[Interface dataset entries]
────────

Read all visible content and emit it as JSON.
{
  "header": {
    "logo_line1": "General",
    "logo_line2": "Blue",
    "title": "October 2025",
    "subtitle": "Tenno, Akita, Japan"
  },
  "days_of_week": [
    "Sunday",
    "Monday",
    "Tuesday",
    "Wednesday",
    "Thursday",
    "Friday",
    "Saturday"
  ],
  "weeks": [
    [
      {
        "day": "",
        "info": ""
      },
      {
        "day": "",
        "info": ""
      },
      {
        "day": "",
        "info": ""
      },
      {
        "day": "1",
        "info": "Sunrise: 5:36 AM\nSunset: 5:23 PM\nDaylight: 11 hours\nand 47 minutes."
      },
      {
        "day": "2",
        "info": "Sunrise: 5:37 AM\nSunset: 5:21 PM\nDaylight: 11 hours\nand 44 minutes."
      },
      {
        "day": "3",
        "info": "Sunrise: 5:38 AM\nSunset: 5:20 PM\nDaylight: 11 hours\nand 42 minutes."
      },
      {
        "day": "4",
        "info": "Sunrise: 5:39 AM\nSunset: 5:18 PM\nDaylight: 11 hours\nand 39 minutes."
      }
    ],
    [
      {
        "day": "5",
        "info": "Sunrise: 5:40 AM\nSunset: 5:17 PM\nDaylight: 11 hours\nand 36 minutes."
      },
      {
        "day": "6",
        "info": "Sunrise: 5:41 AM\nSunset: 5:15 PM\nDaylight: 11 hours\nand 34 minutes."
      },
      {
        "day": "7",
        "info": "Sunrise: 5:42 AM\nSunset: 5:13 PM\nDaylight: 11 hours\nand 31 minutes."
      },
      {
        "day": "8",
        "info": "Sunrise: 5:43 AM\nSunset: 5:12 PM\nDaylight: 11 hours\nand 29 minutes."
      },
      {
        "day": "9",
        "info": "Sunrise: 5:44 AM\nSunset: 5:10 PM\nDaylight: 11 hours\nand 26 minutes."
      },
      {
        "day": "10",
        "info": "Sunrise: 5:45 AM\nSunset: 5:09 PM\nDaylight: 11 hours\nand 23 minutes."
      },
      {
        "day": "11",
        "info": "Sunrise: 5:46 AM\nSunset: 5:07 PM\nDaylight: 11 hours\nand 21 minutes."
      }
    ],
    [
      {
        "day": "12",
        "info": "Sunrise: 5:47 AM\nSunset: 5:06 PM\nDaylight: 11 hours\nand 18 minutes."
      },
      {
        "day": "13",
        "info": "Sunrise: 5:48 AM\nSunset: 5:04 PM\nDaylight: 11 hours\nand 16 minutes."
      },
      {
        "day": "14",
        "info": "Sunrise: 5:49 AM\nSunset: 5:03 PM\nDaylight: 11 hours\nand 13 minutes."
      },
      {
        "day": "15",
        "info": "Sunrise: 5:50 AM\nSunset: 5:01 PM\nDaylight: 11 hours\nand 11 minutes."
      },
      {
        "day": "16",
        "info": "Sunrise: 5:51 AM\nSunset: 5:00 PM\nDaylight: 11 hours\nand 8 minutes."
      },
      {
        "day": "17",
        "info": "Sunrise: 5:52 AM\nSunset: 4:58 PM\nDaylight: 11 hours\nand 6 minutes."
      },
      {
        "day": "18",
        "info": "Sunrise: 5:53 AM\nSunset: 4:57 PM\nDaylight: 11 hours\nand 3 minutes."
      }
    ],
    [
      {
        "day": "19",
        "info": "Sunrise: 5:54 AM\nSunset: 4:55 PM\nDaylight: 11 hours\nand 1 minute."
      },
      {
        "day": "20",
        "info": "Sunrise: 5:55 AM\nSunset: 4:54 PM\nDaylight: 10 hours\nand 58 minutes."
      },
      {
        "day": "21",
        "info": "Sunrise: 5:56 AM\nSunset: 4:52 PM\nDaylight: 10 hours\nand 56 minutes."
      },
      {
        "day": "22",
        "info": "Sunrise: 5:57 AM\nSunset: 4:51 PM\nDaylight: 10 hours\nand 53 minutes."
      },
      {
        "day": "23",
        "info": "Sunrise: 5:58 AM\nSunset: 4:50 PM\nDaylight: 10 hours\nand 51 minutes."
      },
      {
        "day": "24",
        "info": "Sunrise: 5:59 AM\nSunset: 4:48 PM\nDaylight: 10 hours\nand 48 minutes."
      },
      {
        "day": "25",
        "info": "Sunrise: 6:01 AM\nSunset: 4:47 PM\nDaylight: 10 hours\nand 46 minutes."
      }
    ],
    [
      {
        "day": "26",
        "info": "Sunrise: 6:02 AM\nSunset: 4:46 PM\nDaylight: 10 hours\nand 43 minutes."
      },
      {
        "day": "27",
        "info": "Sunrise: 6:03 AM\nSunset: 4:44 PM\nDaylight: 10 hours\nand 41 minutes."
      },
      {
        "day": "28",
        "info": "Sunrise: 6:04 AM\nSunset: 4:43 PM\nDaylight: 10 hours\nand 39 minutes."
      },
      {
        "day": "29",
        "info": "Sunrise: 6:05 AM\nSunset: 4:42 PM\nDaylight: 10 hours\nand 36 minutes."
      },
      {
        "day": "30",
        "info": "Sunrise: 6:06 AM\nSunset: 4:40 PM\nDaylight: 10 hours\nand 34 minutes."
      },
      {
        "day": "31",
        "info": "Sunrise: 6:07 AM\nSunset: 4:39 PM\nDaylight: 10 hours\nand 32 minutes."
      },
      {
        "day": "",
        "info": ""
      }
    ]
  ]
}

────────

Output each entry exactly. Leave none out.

* [Solution to the problem]
Read all visible content and emit it as JSON.
{
  "header": {
    "logo_line1": "General",
    "logo_line2": "Blue",
    "title": "October 2025",
    "subtitle": "Tenno, Akita, Japan"
  },
  "days_of_week": [
    "Sunday",
    "Monday",
    "Tuesday",
    "Wednesday",
    "Thursday",
    "Friday",
    "Saturday"
  ],
  "weeks": [
    [
      {
        "day": "",
        "info": ""
      },
      {
        "day": "",
        "info": ""
      },
      {
        "day": "",
        "info": ""
      },
      {
        "day": "1",
        "info": "Sunrise: 5:36 AM\nSunset: 5:23 PM\nDaylight: 11 hours\nand 47 minutes."
      },
      {
        "day": "2",
        "info": "Sunrise: 5:37 AM\nSunset: 5:21 PM\nDaylight: 11 hours\nand 44 minutes."
      },
      {
        "day": "3",
        "info": "Sunrise: 5:38 AM\nSunset: 5:20 PM\nDaylight: 11 hours\nand 42 minutes."
      },
      {
        "day": "4",
        "info": "Sunrise: 5:39 AM\nSunset: 5:18 PM\nDaylight: 11 hours\nand 39 minutes."
      }
    ],
    [
      {
        "day": "5",
        "info": "Sunrise: 5:40 AM\nSunset: 5:17 PM\nDaylight: 11 hours\nand 36 minutes."
      },
      {
        "day": "6",
        "info": "Sunrise: 5:41 AM\nSunset: 5:15 PM\nDaylight: 11 hours\nand 34 minutes."
      },
      {
        "day": "7",
        "info": "Sunrise: 5:42 AM\nSunset: 5:13 PM\nDaylight: 11 hours\nand 31 minutes."
      },
      {
        "day": "8",
        "info": "Sunrise: 5:43 AM\nSunset: 5:12 PM\nDaylight: 11 hours\nand 29 minutes."
      },
      {
        "day": "9",
        "info": "Sunrise: 5:44 AM\nSunset: 5:10 PM\nDaylight: 11 hours\nand 26 minutes."
      },
      {
        "day": "10",
        "info": "Sunrise: 5:45 AM\nSunset: 5:09 PM\nDaylight: 11 hours\nand 23 minutes."
      },
      {
        "day": "11",
        "info": "Sunrise: 5:46 AM\nSunset: 5:07 PM\nDaylight: 11 hours\nand 21 minutes."
      }
    ],
    [
      {
        "day": "12",
        "info": "Sunrise: 5:47 AM\nSunset: 5:06 PM\nDaylight: 11 hours\nand 18 minutes."
      },
      {
        "day": "13",
        "info": "Sunrise: 5:48 AM\nSunset: 5:04 PM\nDaylight: 11 hours\nand 16 minutes."
      },
      {
        "day": "14",
        "info": "Sunrise: 5:49 AM\nSunset: 5:03 PM\nDaylight: 11 hours\nand 13 minutes."
      },
      {
        "day": "15",
        "info": "Sunrise: 5:50 AM\nSunset: 5:01 PM\nDaylight: 11 hours\nand 11 minutes."
      },
      {
        "day": "16",
        "info": "Sunrise: 5:51 AM\nSunset: 5:00 PM\nDaylight: 11 hours\nand 8 minutes."
      },
      {
        "day": "17",
        "info": "Sunrise: 5:52 AM\nSunset: 4:58 PM\nDaylight: 11 hours\nand 6 minutes."
      },
      {
        "day": "18",
        "info": "Sunrise: 5:53 AM\nSunset: 4:57 PM\nDaylight: 11 hours\nand 3 minutes."
      }
    ],
    [
      {
        "day": "19",
        "info": "Sunrise: 5:54 AM\nSunset: 4:55 PM\nDaylight: 11 hours\nand 1 minute."
      },
      {
        "day": "20",
        "info": "Sunrise: 5:55 AM\nSunset: 4:54 PM\nDaylight: 10 hours\nand 58 minutes."
      },
      {
        "day": "21",
        "info": "Sunrise: 5:56 AM\nSunset: 4:52 PM\nDaylight: 10 hours\nand 56 minutes."
      },
      {
        "day": "22",
        "info": "Sunrise: 5:57 AM\nSunset: 4:51 PM\nDaylight: 10 hours\nand 53 minutes."
      },
      {
        "day": "23",
        "info": "Sunrise: 5:58 AM\nSunset: 4:50 PM\nDaylight: 10 hours\nand 51 minutes."
      },
      {
        "day": "24",
        "info": "Sunrise: 5:59 AM\nSunset: 4:48 PM\nDaylight: 10 hours\nand 48 minutes."
      },
      {
        "day": "25",
        "info": "Sunrise: 6:01 AM\nSunset: 4:47 PM\nDaylight: 10 hours\nand 46 minutes."
      }
    ],
    [
      {
        "day": "26",
        "info": "Sunrise: 6:02 AM\nSunset: 4:46 PM\nDaylight: 10 hours\nand 43 minutes."
      },
      {
        "day": "27",
        "info": "Sunrise: 6:03 AM\nSunset: 4:44 PM\nDaylight: 10 hours\nand 41 minutes."
      },
      {
        "day": "28",
        "info": "Sunrise: 6:04 AM\nSunset: 4:43 PM\nDaylight: 10 hours\nand 39 minutes."
      },
      {
        "day": "29",
        "info": "Sunrise: 6:05 AM\nSunset: 4:42 PM\nDaylight: 10 hours\nand 36 minutes."
      },
      {
        "day": "30",
        "info": "Sunrise: 6:06 AM\nSunset: 4:40 PM\nDaylight: 10 hours\nand 34 minutes."
      },
      {
        "day": "31",
        "info": "Sunrise: 6:07 AM\nSunset: 4:39 PM\nDaylight: 10 hours\nand 32 minutes."
      },
      {
        "day": "",
        "info": ""
      }
    ]
  ]
}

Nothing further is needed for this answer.